As a result, Vodafone’s total stake in the German operator, adding the shares it already owned to those acquired as part of this takeover bid, amounts to 83,069,242 shares, which corresponds to approximately 93.8% of Kabel Deutschland’s capital.
Vodafone launched its offer for Kabel Deutschland on December 22 at a price of 103 euros per share, which already had the acceptance commitment of D.E. Shaw, Elliott Advisers and UBS O’Connor, whose stake amounted to 17.1% in the company.
The company explained in the takeover announcement that the transaction will be “immediately” positive for adjusted earnings per share and free cash flow per share metrics, as well as being rating neutral. It also reduces the British telecommunications group’s exposure to litigation related to the purchase of Kabel Deutschland.
Vodafone took 76.8% of the German company in 2013 for around €7.7 billion. However, other shareholders who did not accept the offer sued the British firm on the grounds that the price paid undervalued the company. A Munich court dismissed that lawsuit in November and ruled in favor of Vodafone.
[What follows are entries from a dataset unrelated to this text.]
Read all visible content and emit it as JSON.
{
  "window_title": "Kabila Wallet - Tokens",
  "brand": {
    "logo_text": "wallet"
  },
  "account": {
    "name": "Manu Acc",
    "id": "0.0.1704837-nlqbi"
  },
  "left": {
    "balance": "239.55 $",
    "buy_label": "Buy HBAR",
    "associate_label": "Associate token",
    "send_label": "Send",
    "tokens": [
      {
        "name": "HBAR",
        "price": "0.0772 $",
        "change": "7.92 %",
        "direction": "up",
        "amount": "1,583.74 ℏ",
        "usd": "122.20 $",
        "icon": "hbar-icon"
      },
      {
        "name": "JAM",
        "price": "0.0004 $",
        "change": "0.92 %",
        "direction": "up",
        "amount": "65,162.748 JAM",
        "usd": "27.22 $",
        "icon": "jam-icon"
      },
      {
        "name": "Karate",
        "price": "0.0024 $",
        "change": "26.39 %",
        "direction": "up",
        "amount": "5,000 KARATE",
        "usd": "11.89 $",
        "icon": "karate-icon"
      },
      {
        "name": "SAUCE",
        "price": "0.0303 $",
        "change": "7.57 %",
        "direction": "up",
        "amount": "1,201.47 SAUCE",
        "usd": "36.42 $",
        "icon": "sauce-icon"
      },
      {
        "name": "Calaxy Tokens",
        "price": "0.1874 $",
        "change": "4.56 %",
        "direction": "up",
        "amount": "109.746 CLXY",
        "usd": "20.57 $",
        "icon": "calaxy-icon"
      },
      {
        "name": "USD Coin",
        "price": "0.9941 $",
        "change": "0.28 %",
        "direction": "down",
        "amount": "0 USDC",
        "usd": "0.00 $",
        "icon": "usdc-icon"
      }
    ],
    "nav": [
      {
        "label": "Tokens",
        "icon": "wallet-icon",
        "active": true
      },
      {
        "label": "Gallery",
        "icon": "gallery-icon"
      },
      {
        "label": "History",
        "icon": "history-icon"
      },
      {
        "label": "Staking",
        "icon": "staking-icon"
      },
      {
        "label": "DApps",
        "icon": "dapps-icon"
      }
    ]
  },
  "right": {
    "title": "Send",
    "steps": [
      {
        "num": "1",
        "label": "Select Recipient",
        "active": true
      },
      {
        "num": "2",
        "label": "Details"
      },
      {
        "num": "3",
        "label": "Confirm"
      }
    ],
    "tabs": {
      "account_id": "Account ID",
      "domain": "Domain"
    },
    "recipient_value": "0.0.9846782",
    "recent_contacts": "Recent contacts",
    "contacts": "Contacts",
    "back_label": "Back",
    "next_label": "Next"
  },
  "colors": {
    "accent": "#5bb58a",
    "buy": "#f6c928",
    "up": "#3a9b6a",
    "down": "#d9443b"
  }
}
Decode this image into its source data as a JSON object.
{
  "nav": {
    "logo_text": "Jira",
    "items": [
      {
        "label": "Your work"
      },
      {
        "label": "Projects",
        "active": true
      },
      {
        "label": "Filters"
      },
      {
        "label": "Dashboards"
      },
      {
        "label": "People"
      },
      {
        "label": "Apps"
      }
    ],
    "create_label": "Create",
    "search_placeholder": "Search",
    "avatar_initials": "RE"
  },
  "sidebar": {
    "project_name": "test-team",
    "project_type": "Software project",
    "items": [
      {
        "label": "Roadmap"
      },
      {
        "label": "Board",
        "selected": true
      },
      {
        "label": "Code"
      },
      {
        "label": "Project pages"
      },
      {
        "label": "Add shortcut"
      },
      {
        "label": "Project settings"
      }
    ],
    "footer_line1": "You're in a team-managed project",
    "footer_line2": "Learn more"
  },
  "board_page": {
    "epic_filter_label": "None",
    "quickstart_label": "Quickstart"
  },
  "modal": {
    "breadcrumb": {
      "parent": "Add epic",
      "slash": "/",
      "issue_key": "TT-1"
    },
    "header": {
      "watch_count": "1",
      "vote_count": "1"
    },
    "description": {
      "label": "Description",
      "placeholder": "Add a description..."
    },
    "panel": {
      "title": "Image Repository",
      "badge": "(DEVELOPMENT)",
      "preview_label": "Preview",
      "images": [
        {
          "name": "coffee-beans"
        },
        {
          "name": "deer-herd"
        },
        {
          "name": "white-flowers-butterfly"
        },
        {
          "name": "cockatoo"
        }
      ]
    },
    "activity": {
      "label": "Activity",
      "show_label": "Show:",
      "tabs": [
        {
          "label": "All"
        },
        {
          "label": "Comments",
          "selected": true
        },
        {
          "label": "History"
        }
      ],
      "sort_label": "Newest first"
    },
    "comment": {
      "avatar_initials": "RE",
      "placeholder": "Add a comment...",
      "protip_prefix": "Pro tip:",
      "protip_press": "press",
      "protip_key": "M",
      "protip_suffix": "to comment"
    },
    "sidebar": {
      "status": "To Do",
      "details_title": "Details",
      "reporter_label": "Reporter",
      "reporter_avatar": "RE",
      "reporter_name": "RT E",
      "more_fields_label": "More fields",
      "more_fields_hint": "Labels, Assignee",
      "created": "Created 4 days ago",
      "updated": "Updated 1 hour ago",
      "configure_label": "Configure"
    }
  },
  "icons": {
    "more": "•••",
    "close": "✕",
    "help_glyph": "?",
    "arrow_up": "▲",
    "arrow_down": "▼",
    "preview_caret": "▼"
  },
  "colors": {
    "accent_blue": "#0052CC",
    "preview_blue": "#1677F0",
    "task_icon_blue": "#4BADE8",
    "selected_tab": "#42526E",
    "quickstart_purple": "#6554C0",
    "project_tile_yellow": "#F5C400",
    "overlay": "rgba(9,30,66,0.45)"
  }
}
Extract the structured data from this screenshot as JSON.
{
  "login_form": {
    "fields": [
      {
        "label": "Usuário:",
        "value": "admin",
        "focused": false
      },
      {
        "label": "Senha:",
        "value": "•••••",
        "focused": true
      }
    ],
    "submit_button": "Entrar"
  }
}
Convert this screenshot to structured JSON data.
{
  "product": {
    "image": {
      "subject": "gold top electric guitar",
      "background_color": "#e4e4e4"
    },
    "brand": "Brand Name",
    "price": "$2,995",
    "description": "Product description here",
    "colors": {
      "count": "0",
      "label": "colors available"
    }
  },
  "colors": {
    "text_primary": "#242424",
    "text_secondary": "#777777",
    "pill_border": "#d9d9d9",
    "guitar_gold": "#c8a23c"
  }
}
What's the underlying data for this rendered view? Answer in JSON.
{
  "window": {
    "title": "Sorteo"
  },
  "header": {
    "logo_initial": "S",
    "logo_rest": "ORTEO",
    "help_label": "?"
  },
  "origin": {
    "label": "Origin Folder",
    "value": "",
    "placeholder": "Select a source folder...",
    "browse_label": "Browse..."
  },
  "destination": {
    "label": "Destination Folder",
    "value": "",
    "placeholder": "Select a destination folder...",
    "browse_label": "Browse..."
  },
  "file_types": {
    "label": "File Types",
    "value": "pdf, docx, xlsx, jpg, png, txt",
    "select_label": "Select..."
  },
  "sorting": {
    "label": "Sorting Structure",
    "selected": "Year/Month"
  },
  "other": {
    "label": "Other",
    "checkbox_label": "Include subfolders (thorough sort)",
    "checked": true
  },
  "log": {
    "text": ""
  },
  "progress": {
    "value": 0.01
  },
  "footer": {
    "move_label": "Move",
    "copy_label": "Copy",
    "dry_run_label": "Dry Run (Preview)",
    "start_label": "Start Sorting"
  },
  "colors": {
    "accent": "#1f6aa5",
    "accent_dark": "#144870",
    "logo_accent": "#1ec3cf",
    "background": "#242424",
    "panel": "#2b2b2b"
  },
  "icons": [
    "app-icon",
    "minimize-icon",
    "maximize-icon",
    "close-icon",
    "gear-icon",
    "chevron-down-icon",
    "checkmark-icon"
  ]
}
However, the ruling was not final, so minority shareholders still had the option to appeal. As part of this takeover bid, all shareholders who accept it will have to withdraw any appeal filed. On its side, Elliott has agreed to additional restrictions and confidentiality clauses.
The agreed price of EUR 103 per share is lower than the weighted average of EUR 108 of the last 30 days on the stock exchange prior to the announcement. However, it is higher than the €92 it would have had to pay in accordance with the call options included in the 2013 takeover bid.